The Los Angeles County Sheriff's Department on Thursday swore in 54 deputies who take pride in finishing last.
"It's sort of like a pride and camaraderie thing," said Sgt. Ralph Ornelas, an academy instructor. "They can say, 'I'm from the 304, the last class of the millennium.' "
Family members and Sheriff Lee Baca pinned badges on members of the graduating class during the all-day event at College of the Canyons in Santa Clarita.
The new deputies round out the 500 officers trained since Baca took command in January. They will join the ranks of the more than 13,000 deputies throughout the county, with most of the new recruits assigned to the courts.
"It's a very important job they do in the courts," Ornelas said. "They will either work in a bailiff capacity or work with people in court custody until they move on."
Just as important, he said, the new officers becoming bailiffs and jailers free up more experienced deputies to move to the patrol ranks.
With 54 members, the 304th class, which trained at a smaller North Academy in Lancaster, has fewer graduates than the 120-member classes who trained at the Star Center, the department's main training facility in Whittier.

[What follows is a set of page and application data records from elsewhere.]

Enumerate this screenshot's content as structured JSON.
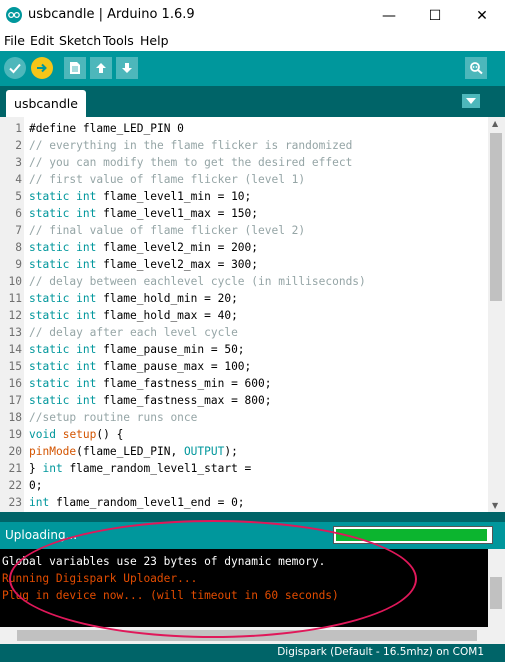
{
  "window": {
    "title": "usbcandle | Arduino 1.6.9",
    "minimize_glyph": "—",
    "maximize_glyph": "☐",
    "close_glyph": "✕"
  },
  "menu": [
    "File",
    "Edit",
    "Sketch",
    "Tools",
    "Help"
  ],
  "toolbar": {
    "buttons": [
      "verify-icon",
      "upload-icon",
      "new-icon",
      "open-icon",
      "save-icon"
    ],
    "serial_monitor": "serial-monitor-icon"
  },
  "tabs": [
    {
      "label": "usbcandle",
      "active": true
    }
  ],
  "colors": {
    "teal": "#00979c",
    "dark_teal": "#006468",
    "keyword": "#00979c",
    "function": "#d35400",
    "comment": "#95a5a6",
    "console_error": "#e34c00",
    "progress": "#0cb52f"
  },
  "editor": {
    "lines": [
      {
        "n": "1",
        "parts": [
          {
            "t": "#define flame_LED_PIN 0",
            "c": "plain"
          }
        ]
      },
      {
        "n": "2",
        "parts": [
          {
            "t": "// everything in the flame flicker is randomized",
            "c": "comment"
          }
        ]
      },
      {
        "n": "3",
        "parts": [
          {
            "t": "// you can modify them to get the desired effect",
            "c": "comment"
          }
        ]
      },
      {
        "n": "4",
        "parts": [
          {
            "t": "// first value of flame flicker (level 1)",
            "c": "comment"
          }
        ]
      },
      {
        "n": "5",
        "parts": [
          {
            "t": "static int",
            "c": "kw"
          },
          {
            "t": " flame_level1_min = 10;",
            "c": "plain"
          }
        ]
      },
      {
        "n": "6",
        "parts": [
          {
            "t": "static int",
            "c": "kw"
          },
          {
            "t": " flame_level1_max = 150;",
            "c": "plain"
          }
        ]
      },
      {
        "n": "7",
        "parts": [
          {
            "t": "// final value of flame flicker (level 2)",
            "c": "comment"
          }
        ]
      },
      {
        "n": "8",
        "parts": [
          {
            "t": "static int",
            "c": "kw"
          },
          {
            "t": " flame_level2_min = 200;",
            "c": "plain"
          }
        ]
      },
      {
        "n": "9",
        "parts": [
          {
            "t": "static int",
            "c": "kw"
          },
          {
            "t": " flame_level2_max = 300;",
            "c": "plain"
          }
        ]
      },
      {
        "n": "10",
        "parts": [
          {
            "t": "// delay between eachlevel cycle (in milliseconds)",
            "c": "comment"
          }
        ]
      },
      {
        "n": "11",
        "parts": [
          {
            "t": "static int",
            "c": "kw"
          },
          {
            "t": " flame_hold_min = 20;",
            "c": "plain"
          }
        ]
      },
      {
        "n": "12",
        "parts": [
          {
            "t": "static int",
            "c": "kw"
          },
          {
            "t": " flame_hold_max = 40;",
            "c": "plain"
          }
        ]
      },
      {
        "n": "13",
        "parts": [
          {
            "t": "// delay after each level cycle",
            "c": "comment"
          }
        ]
      },
      {
        "n": "14",
        "parts": [
          {
            "t": "static int",
            "c": "kw"
          },
          {
            "t": " flame_pause_min = 50;",
            "c": "plain"
          }
        ]
      },
      {
        "n": "15",
        "parts": [
          {
            "t": "static int",
            "c": "kw"
          },
          {
            "t": " flame_pause_max = 100;",
            "c": "plain"
          }
        ]
      },
      {
        "n": "16",
        "parts": [
          {
            "t": "static int",
            "c": "kw"
          },
          {
            "t": " flame_fastness_min = 600;",
            "c": "plain"
          }
        ]
      },
      {
        "n": "17",
        "parts": [
          {
            "t": "static int",
            "c": "kw"
          },
          {
            "t": " flame_fastness_max = 800;",
            "c": "plain"
          }
        ]
      },
      {
        "n": "18",
        "parts": [
          {
            "t": "//setup routine runs once",
            "c": "comment"
          }
        ]
      },
      {
        "n": "19",
        "parts": [
          {
            "t": "void",
            "c": "kw"
          },
          {
            "t": " ",
            "c": "plain"
          },
          {
            "t": "setup",
            "c": "fn"
          },
          {
            "t": "() {",
            "c": "plain"
          }
        ]
      },
      {
        "n": "20",
        "parts": [
          {
            "t": "pinMode",
            "c": "fn"
          },
          {
            "t": "(flame_LED_PIN, ",
            "c": "plain"
          },
          {
            "t": "OUTPUT",
            "c": "kw"
          },
          {
            "t": ");",
            "c": "plain"
          }
        ]
      },
      {
        "n": "21",
        "parts": [
          {
            "t": "} ",
            "c": "plain"
          },
          {
            "t": "int",
            "c": "kw"
          },
          {
            "t": " flame_random_level1_start =",
            "c": "plain"
          }
        ]
      },
      {
        "n": "22",
        "parts": [
          {
            "t": "0;",
            "c": "plain"
          }
        ]
      },
      {
        "n": "23",
        "parts": [
          {
            "t": "int",
            "c": "kw"
          },
          {
            "t": " flame_random_level1_end = 0;",
            "c": "plain"
          }
        ]
      }
    ]
  },
  "status": {
    "text": "Uploading...",
    "progress": 0.98
  },
  "console": {
    "lines": [
      {
        "text": "Global variables use 23 bytes of dynamic memory.",
        "color": "#ffffff"
      },
      {
        "text": "Running Digispark Uploader...",
        "color": "#e34c00"
      },
      {
        "text": "Plug in device now... (will timeout in 60 seconds)",
        "color": "#e34c00"
      }
    ]
  },
  "footer": {
    "board": "Digispark (Default - 16.5mhz) on COM1"
  }
}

More than 300 more deputies are scheduled to graduate during the next several months, starting on Jan. 28, Ornelas said, with the 305th: "The class that will always remember being the first class of the millennium."